The findings come amid ongoing concerns of stock market volatility and with the Bank of England giving no clear indication interest rates will rise any time soon, investors are looking instead to classic cars as an alternative asset to invest in.
The Footman James’ research found that nearly 60 per cent of people who bought a classic car in the past year said that low interest rates on saving accounts influenced their decision, followed by stock market volatility.
While more than half of people who have purchased a classic car in the last 12 months said that a lack of trust or confidence in other investments influenced their decision to buy a classic car.
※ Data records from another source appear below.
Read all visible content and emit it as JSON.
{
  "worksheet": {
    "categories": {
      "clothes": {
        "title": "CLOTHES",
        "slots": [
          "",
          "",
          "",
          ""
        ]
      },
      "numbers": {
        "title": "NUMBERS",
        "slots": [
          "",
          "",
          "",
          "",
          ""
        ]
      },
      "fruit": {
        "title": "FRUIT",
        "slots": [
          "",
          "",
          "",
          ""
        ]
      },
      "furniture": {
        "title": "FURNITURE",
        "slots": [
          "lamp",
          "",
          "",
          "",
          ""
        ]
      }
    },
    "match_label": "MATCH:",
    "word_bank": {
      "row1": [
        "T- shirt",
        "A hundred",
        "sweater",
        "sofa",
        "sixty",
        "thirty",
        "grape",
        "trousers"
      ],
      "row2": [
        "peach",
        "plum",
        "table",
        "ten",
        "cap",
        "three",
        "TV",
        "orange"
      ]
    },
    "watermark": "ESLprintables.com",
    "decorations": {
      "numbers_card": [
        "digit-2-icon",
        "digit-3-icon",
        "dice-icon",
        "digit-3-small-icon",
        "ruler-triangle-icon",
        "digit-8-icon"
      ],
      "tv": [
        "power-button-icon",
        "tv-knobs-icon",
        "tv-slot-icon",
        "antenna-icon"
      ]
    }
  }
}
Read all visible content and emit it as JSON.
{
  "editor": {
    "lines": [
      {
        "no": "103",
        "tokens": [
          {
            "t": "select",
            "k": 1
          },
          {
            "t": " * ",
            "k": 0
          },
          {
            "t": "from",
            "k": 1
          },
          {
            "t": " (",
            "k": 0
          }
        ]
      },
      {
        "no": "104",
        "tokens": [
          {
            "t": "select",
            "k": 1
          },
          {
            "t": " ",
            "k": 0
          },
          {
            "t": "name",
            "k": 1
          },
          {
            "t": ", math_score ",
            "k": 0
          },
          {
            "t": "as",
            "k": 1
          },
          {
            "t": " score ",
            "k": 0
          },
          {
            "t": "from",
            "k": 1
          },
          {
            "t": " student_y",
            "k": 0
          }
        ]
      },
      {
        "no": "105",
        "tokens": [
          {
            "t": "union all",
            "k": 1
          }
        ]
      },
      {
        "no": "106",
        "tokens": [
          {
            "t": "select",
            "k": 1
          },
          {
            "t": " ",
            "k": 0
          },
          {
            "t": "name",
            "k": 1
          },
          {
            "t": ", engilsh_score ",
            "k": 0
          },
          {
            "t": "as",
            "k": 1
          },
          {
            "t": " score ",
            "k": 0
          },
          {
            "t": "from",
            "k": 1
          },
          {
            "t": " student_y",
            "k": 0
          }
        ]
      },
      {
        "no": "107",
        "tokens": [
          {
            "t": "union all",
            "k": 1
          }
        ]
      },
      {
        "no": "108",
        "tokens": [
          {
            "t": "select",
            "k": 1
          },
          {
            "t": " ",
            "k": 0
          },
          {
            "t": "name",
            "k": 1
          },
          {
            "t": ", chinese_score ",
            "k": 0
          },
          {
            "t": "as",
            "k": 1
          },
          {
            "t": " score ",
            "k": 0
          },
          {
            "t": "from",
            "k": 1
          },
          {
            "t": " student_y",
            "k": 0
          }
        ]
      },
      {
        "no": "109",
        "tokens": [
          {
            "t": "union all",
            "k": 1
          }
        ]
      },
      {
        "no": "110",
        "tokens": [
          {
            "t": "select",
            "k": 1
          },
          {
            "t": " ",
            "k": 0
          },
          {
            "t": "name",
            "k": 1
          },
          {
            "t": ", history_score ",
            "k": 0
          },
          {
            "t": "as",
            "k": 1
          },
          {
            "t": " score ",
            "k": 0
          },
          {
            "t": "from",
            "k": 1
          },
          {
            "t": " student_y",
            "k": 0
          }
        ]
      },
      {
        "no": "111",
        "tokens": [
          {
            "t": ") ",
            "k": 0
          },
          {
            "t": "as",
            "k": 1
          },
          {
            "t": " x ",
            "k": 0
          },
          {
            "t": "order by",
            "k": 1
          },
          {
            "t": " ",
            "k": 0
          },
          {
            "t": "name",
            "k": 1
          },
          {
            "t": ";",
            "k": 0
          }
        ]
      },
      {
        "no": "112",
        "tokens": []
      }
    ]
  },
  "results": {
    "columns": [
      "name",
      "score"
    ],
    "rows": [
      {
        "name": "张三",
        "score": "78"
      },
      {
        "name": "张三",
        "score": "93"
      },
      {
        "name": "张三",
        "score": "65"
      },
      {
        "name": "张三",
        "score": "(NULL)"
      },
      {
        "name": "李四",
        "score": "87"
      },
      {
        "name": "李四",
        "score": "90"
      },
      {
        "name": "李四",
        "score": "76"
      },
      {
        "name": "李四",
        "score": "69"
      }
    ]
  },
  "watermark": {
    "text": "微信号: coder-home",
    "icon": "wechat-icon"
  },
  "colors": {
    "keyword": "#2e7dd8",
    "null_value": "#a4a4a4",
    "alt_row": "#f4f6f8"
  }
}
In a further sign investors are turning away from more traditional asset classes, just 15 per cent of people have invested in stocks and shares in the past year, followed by property, bonds, fine art, antiques & jewellery and stamps.
And it’s not just stereotypical middle aged men who are buying classics, as nearly a fifth women are considering buying a classic and almost 1 in 6 people between 25 and 34 years old now own a classic.
For those people that have invested in classic cars, they would have done well to pick a vintage Fiat Dino as the model has seen one of the largest increase – surging by 113% in value over the past twelve months. Other classics that have seen values soar include Lamborghini Miura as well as more modest classics such as 80’s favourite the Peugeot 205 and the traditional classic Morris Traveller.
The recently discontinued Land Rover Defender is also seeing values surging by nearly 50 per cent in the past year alone.
Across all British car makes Aston Martin has seen the greatest increase, rising by 80 per cent across all models over the past four years since 2012. Jaguar is in hot pursuit, rising by 68 per cent over the same period.